Required work – Each line of the material below should be reproduced exactly.
Dataset extract below:
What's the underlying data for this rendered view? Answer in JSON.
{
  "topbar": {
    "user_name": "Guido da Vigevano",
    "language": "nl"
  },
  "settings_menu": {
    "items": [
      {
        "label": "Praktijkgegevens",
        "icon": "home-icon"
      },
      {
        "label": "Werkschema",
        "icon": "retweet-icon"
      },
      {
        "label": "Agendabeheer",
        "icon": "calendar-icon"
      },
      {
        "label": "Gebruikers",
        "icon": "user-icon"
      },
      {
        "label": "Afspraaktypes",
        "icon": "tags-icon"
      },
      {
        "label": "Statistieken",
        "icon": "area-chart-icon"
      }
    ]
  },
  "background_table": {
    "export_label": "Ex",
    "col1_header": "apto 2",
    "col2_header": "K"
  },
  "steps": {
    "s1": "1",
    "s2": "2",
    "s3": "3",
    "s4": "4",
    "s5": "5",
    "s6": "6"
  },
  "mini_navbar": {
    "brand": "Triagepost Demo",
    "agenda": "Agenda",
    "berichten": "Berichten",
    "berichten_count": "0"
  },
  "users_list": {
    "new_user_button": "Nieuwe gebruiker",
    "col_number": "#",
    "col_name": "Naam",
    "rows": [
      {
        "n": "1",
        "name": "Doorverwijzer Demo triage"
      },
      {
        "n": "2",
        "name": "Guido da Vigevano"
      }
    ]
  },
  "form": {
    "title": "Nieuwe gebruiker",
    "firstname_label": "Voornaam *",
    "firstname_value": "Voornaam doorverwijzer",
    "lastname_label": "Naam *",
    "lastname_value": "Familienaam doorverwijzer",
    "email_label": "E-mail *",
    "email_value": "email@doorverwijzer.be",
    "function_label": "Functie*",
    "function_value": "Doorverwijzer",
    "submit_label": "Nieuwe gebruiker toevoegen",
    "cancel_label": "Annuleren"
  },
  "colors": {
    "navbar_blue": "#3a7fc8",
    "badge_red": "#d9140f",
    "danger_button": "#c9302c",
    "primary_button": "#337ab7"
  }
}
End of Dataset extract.
Reply to the task –
What's the underlying data for this rendered view? Answer in JSON.
{
  "topbar": {
    "user_name": "Guido da Vigevano",
    "language": "nl"
  },
  "settings_menu": {
    "items": [
      {
        "label": "Praktijkgegevens",
        "icon": "home-icon"
      },
      {
        "label": "Werkschema",
        "icon": "retweet-icon"
      },
      {
        "label": "Agendabeheer",
        "icon": "calendar-icon"
      },
      {
        "label": "Gebruikers",
        "icon": "user-icon"
      },
      {
        "label": "Afspraaktypes",
        "icon": "tags-icon"
      },
      {
        "label": "Statistieken",
        "icon": "area-chart-icon"
      }
    ]
  },
  "background_table": {
    "export_label": "Ex",
    "col1_header": "apto 2",
    "col2_header": "K"
  },
  "steps": {
    "s1": "1",
    "s2": "2",
    "s3": "3",
    "s4": "4",
    "s5": "5",
    "s6": "6"
  },
  "mini_navbar": {
    "brand": "Triagepost Demo",
    "agenda": "Agenda",
    "berichten": "Berichten",
    "berichten_count": "0"
  },
  "users_list": {
    "new_user_button": "Nieuwe gebruiker",
    "col_number": "#",
    "col_name": "Naam",
    "rows": [
      {
        "n": "1",
        "name": "Doorverwijzer Demo triage"
      },
      {
        "n": "2",
        "name": "Guido da Vigevano"
      }
    ]
  },
  "form": {
    "title": "Nieuwe gebruiker",
    "firstname_label": "Voornaam *",
    "firstname_value": "Voornaam doorverwijzer",
    "lastname_label": "Naam *",
    "lastname_value": "Familienaam doorverwijzer",
    "email_label": "E-mail *",
    "email_value": "email@doorverwijzer.be",
    "function_label": "Functie*",
    "function_value": "Doorverwijzer",
    "submit_label": "Nieuwe gebruiker toevoegen",
    "cancel_label": "Annuleren"
  },
  "colors": {
    "navbar_blue": "#3a7fc8",
    "badge_red": "#d9140f",
    "danger_button": "#c9302c",
    "primary_button": "#337ab7"
  }
}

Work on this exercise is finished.